McDonald's is adding baked goods to its permanent menu for the first time in more than eight years as the fast-food giant tries to revive its breakfast sales.

Starting Oct. 28, customers will be able to buy an apple fritter, blueberry muffin or cinnamon roll at participating locations in the United States. The McCafe Bakery items will be available all day.  

Throughout the coronavirus pandemic, McDonald's breakfast sales have been under pressure as many consumers work from home, disrupting their usual commutes and breakfast habits. The NPD Group found that morning meal transactions at major restaurant chains fell 18% in the week ended June 7 compared with the same time a year ago. Lost breakfast sales accounted for more than half of McDonald's U.S. same-store sales declines in May.

The company's lunch and dinner sales have bounced back much more quickly.

McDonald's is also facing more competition in the crowded breakfast arena. Just weeks before states began mandating lockdowns, Wendy's launched its breakfast menu nationwide, leading some consumers to start new breakfast routines. Breakfast sales accounted for 8% of Wendy's overall U.S. sales in its fiscal second quarter. 

In an attempt to keep operations running smoothly despite the new challenges posed by the pandemic, McDonald's also temporarily streamlined its menu, including its popular All Day Breakfast option, which franchisees have complained slows down their kitchens. The company has been slowly bringing back menu items and running promotions, like menu deals based on the favorite orders of rapper Travis Scott and reggaeton singer J. Balvin. 

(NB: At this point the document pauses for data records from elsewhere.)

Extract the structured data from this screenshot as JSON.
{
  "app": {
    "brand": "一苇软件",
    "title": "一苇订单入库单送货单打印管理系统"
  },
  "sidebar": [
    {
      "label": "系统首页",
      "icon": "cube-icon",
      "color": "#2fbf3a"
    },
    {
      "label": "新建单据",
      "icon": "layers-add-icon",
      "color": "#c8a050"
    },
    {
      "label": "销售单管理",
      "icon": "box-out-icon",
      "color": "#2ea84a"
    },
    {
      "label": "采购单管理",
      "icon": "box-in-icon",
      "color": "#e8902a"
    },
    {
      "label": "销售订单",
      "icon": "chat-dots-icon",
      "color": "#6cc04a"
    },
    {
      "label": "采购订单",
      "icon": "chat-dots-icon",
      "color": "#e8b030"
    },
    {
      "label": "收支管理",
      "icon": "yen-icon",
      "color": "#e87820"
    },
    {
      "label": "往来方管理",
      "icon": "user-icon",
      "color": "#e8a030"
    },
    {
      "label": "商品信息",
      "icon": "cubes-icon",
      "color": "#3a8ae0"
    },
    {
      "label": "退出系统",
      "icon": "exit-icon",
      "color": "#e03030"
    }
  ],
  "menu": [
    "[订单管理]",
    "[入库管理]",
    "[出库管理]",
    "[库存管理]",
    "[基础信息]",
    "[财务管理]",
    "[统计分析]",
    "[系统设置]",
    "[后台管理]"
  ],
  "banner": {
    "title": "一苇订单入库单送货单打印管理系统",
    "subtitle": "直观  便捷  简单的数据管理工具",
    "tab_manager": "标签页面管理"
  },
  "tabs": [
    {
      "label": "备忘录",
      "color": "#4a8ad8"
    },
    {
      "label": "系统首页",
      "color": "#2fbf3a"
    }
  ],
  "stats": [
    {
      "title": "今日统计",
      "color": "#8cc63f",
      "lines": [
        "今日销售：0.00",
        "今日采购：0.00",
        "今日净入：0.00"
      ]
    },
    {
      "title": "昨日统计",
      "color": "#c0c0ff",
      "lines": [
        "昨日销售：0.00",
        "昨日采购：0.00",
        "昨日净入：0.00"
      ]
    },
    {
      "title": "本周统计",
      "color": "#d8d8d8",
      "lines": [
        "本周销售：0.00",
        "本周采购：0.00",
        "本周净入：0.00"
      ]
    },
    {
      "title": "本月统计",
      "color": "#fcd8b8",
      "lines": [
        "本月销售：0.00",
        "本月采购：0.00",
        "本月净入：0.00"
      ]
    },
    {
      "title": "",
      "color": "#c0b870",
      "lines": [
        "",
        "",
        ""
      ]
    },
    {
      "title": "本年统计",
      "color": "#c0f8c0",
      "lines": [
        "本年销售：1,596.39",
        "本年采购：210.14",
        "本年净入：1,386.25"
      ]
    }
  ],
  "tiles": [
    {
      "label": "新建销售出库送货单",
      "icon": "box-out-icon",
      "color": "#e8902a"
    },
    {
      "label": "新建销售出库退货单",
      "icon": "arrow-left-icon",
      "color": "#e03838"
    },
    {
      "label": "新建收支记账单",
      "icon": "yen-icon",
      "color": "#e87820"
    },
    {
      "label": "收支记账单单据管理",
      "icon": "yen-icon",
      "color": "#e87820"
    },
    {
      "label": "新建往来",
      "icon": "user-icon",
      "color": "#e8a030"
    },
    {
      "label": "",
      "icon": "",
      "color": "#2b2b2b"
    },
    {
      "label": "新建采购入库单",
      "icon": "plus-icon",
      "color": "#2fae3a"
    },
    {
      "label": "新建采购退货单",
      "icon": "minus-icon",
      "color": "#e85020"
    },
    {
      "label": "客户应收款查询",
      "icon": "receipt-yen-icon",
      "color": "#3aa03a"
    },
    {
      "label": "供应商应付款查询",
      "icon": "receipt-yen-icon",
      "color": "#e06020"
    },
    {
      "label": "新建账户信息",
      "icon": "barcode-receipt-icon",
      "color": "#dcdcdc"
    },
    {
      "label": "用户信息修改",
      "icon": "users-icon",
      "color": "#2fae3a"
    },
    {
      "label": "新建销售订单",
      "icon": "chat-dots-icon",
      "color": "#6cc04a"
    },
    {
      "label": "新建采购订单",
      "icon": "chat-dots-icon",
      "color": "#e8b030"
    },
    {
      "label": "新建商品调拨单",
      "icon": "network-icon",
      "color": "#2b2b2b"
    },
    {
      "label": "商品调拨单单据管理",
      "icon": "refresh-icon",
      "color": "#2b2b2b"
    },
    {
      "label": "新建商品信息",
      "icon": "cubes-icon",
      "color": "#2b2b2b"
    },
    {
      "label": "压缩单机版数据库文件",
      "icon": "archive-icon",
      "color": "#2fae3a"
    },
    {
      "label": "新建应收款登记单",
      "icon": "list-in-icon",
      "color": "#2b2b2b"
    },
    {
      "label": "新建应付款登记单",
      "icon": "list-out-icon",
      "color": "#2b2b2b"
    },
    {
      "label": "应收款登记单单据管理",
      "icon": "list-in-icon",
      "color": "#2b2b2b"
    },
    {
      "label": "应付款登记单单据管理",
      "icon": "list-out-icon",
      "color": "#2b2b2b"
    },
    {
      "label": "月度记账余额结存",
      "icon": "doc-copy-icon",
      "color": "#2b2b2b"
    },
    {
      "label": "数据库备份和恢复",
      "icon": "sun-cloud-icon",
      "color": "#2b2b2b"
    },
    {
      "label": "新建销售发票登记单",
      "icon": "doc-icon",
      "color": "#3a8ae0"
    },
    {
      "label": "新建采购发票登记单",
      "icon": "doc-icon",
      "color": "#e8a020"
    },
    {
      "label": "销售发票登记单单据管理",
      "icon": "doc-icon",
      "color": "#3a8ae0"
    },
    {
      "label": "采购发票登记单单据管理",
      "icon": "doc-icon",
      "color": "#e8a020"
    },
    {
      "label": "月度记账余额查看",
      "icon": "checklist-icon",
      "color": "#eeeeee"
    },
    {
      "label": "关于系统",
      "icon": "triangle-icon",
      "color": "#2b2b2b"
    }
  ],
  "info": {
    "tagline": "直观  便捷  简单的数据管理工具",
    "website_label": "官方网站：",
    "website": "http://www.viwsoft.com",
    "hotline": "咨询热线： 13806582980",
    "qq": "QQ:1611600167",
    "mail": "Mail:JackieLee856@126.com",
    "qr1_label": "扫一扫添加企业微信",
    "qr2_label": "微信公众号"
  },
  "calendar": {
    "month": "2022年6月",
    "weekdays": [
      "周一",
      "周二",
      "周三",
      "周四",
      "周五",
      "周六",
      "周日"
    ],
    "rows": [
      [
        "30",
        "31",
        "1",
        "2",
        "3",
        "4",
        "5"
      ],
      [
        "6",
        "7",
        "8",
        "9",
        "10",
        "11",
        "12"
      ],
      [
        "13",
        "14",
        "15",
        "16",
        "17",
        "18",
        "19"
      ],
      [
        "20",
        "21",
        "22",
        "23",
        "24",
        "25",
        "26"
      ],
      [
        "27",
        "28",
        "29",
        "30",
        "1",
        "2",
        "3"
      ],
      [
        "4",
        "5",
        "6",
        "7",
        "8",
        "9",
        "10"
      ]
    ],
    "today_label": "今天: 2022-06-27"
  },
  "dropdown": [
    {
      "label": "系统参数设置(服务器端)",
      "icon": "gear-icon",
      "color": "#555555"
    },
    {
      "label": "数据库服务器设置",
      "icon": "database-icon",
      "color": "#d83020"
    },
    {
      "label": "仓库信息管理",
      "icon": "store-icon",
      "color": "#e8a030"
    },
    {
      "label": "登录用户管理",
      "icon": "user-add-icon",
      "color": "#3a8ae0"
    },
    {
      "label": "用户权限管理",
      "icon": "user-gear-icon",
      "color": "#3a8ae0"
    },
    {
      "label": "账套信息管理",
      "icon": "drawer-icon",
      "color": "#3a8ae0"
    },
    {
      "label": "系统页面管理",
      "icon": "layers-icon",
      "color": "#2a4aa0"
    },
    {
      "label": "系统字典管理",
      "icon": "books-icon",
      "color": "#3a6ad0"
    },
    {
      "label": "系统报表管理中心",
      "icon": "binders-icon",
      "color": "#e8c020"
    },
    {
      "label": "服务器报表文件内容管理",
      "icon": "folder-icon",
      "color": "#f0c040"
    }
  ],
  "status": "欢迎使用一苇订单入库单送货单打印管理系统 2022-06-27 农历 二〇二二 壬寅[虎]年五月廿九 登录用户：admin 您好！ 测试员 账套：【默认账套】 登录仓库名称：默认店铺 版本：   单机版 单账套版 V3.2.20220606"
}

Shares of the company, which has a market value of $173 billion, closed Tuesday down 1%. The stock has risen 13% this year.